Fasten your seatbelts, Shmoopers. It also somehow manages to touch on pretty much every controversial topic in US society.
It explores the poverty and anger that racism fostered. It gives us a peek at the homosexual desire of the main character and the conflict this raises with his family and faith. And it raises all these issues without seeming preachy—even though almost all the action takes place in a church and one of the main characters is a preacher.
Go Tell it on the Mountain is, to put it simply which is hard, because it is not a simple novel the story of a year-old young man being saved in a Christian church in Harlem. Yeah duders, when a debut! A religion that encourages people to be charitable, take in people in need, and live as upright, moral examples for their church community.
Yeah, not so much. A religion that has no sense of community, that is full of more animosity than love, and really brings out the worst in everyone. Go Tell It On The Mountain shows the Christian church in general, and the African American churchgoers of s Harlem in particular, as existing in a "best of times, worst of times" kind of situation.
The church is both a force of repression and a force for great love and community. Where young rape victims can marry God-fearing men, only to find that those God-fearing men are cheaters and liars. Where adolescent lovers can be gently steered away from premarital sex because a this is the s and birth control is shoddy and b the church community affectionately wants them to have full teenage years before they start making babies.
If you want things to be laid out in black and white… wait.
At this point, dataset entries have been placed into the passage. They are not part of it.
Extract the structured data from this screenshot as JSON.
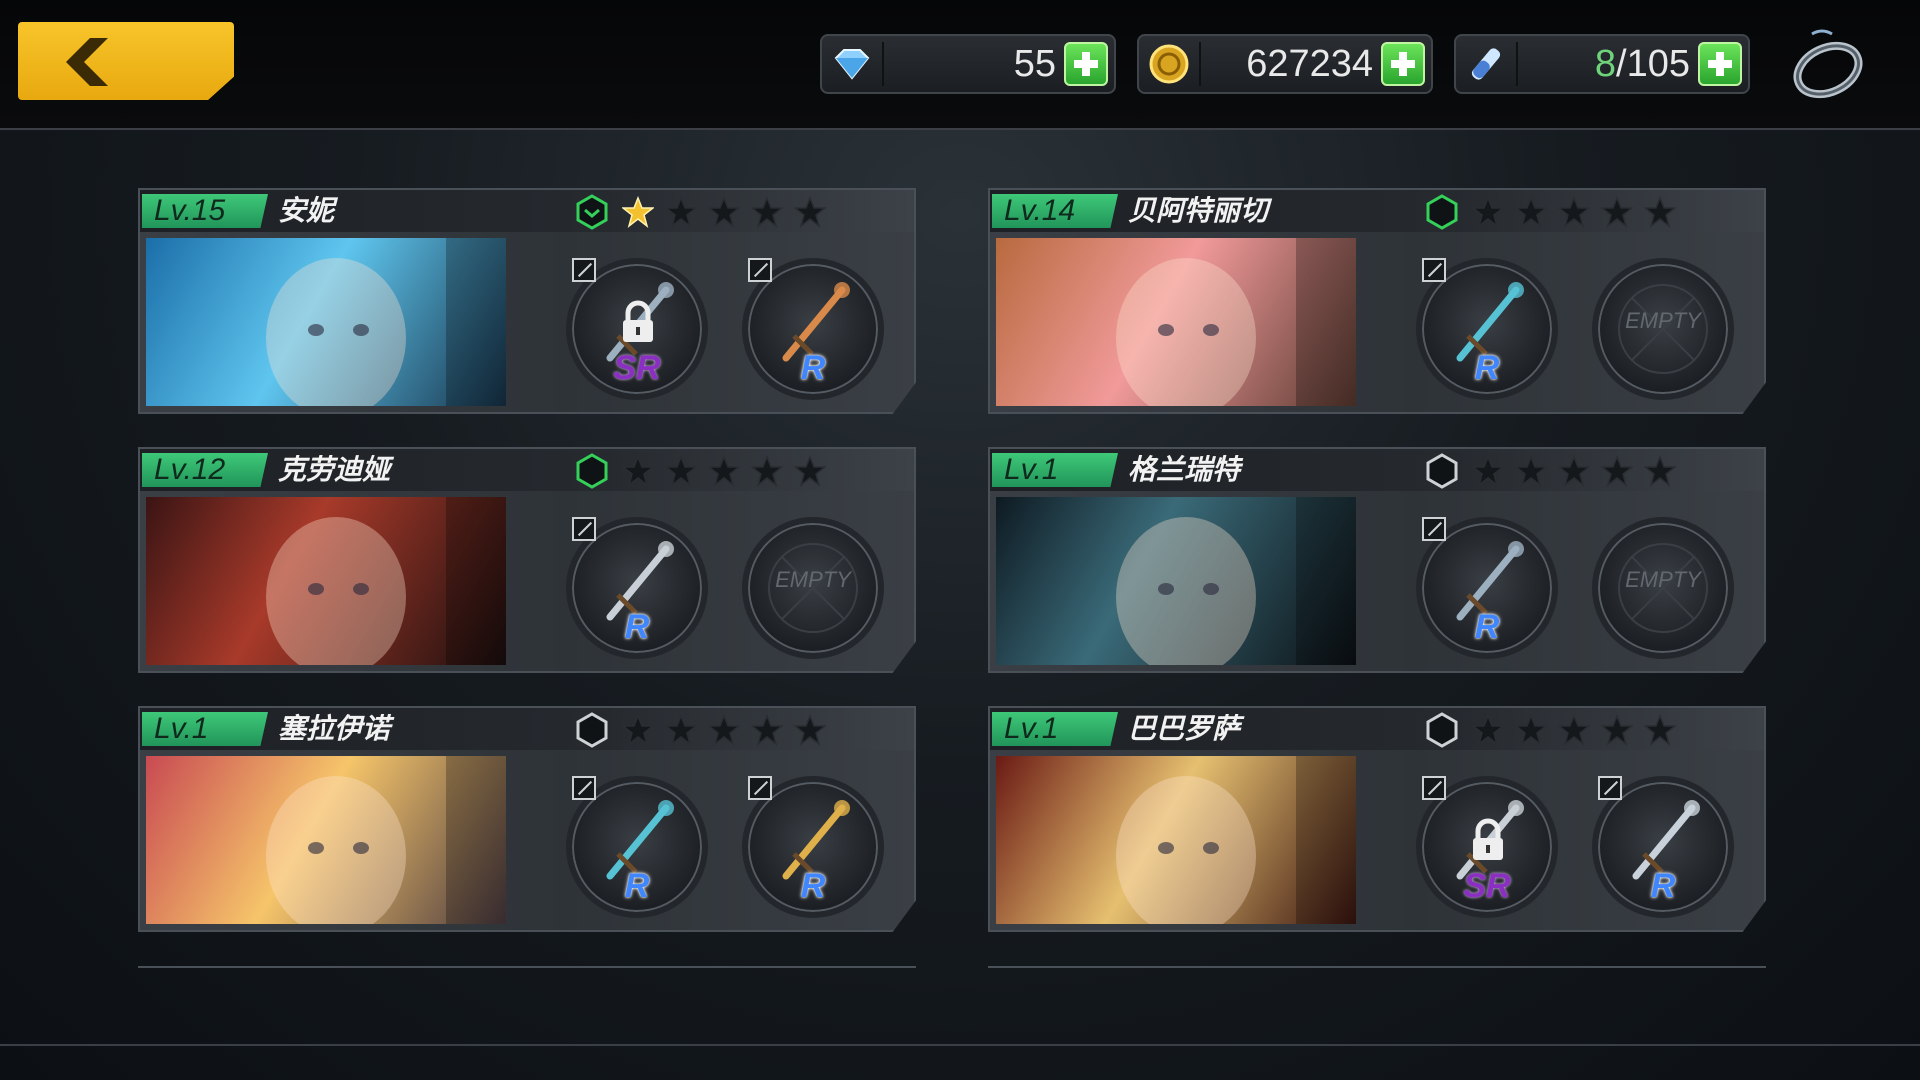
{
  "resources": {
    "gems": "55",
    "gold": "627234",
    "stamina_current": "8",
    "stamina_sep_max": "/105"
  },
  "icons": {
    "back": "back-arrow-icon",
    "gem": "diamond-icon",
    "coin": "coin-icon",
    "potion": "potion-vial-icon",
    "ring": "ring-menu-icon",
    "plus": "plus-icon",
    "lock": "lock-icon"
  },
  "colors": {
    "level_tag": "#2fb56a",
    "back_button": "#f1b81e",
    "plus_button": "#3fc43c",
    "rarity_r": "#3f86ff",
    "rarity_sr": "#8b2fc2"
  },
  "characters": [
    {
      "level": "Lv.15",
      "name": "安妮",
      "stars": 1,
      "hex_active": true,
      "hex_promote": true,
      "slot1": {
        "rarity": "SR",
        "locked": true
      },
      "slot2": {
        "rarity": "R",
        "locked": false
      }
    },
    {
      "level": "Lv.14",
      "name": "贝阿特丽切",
      "stars": 0,
      "hex_active": true,
      "hex_promote": false,
      "slot1": {
        "rarity": "R",
        "locked": false
      },
      "slot2": {
        "empty": "EMPTY"
      }
    },
    {
      "level": "Lv.12",
      "name": "克劳迪娅",
      "stars": 0,
      "hex_active": true,
      "hex_promote": false,
      "slot1": {
        "rarity": "R",
        "locked": false
      },
      "slot2": {
        "empty": "EMPTY"
      }
    },
    {
      "level": "Lv.1",
      "name": "格兰瑞特",
      "stars": 0,
      "hex_active": false,
      "hex_promote": false,
      "slot1": {
        "rarity": "R",
        "locked": false
      },
      "slot2": {
        "empty": "EMPTY"
      }
    },
    {
      "level": "Lv.1",
      "name": "塞拉伊诺",
      "stars": 0,
      "hex_active": false,
      "hex_promote": false,
      "slot1": {
        "rarity": "R",
        "locked": false
      },
      "slot2": {
        "rarity": "R",
        "locked": false
      }
    },
    {
      "level": "Lv.1",
      "name": "巴巴罗萨",
      "stars": 0,
      "hex_active": false,
      "hex_promote": false,
      "slot1": {
        "rarity": "SR",
        "locked": true
      },
      "slot2": {
        "rarity": "R",
        "locked": false
      }
    }
  ]
}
Because although the Christian church is shown as both good and bad in this novel, racism is treated as a constant, omnipresent evil: The Great Melting Pot, where people from all cultures are welcomed, treated equally, and encouraged to dance around like unicorns on a Lisa Frank binder.James Baldwin's first novel, Go Tell it on the Mountain (), is an intense, time-warping novel that moves back and forth in memory over more than seventy years, peeks inside the brains of multiple characters and still all takes place during the course of one twenty-four hour period.
It also. Go Tell It on the Mountain was James Baldwin's first novel. This book was published by Dell Publishing, in This novel relies heavily on autobiography as its structure.
Like the central character, John Grimes, Baldwin grew up in Harlem under the supervision of a religious stepfather. David. This webpage is for Dr. Wheeler's literature students, and it offers introductory survey information concerning the literature of classical China, classical Rome, classical Greece, the Bible as Literature, medieval literature, Renaissance literature, and genre studies.
Baldwin wrote his first and most famous novel, Go Tell It on the Mountain published in , about one day in the lives of members of a Harlem church. Baldwin moved to Paris in and there wrote more famous works such as the essay collection Notes of a Native Son in in which he argued against being classified as a “Negro writer.
If you are a teacher searching for educational material, please visit PBS LearningMedia for a wide range of free digital resources spanning preschool through 12th grade.
A biographical essay on Paul Bowles' life as a composer, writer, translator and traveler by Allen Hibbard. Paul Bowles left the United States in and lived 52 years as an expatriate in Tangier, Morocco, where Paul Bowles wrote novels, short stories and travel articles, in addition to doing translations of Moroccan writers and storytellers.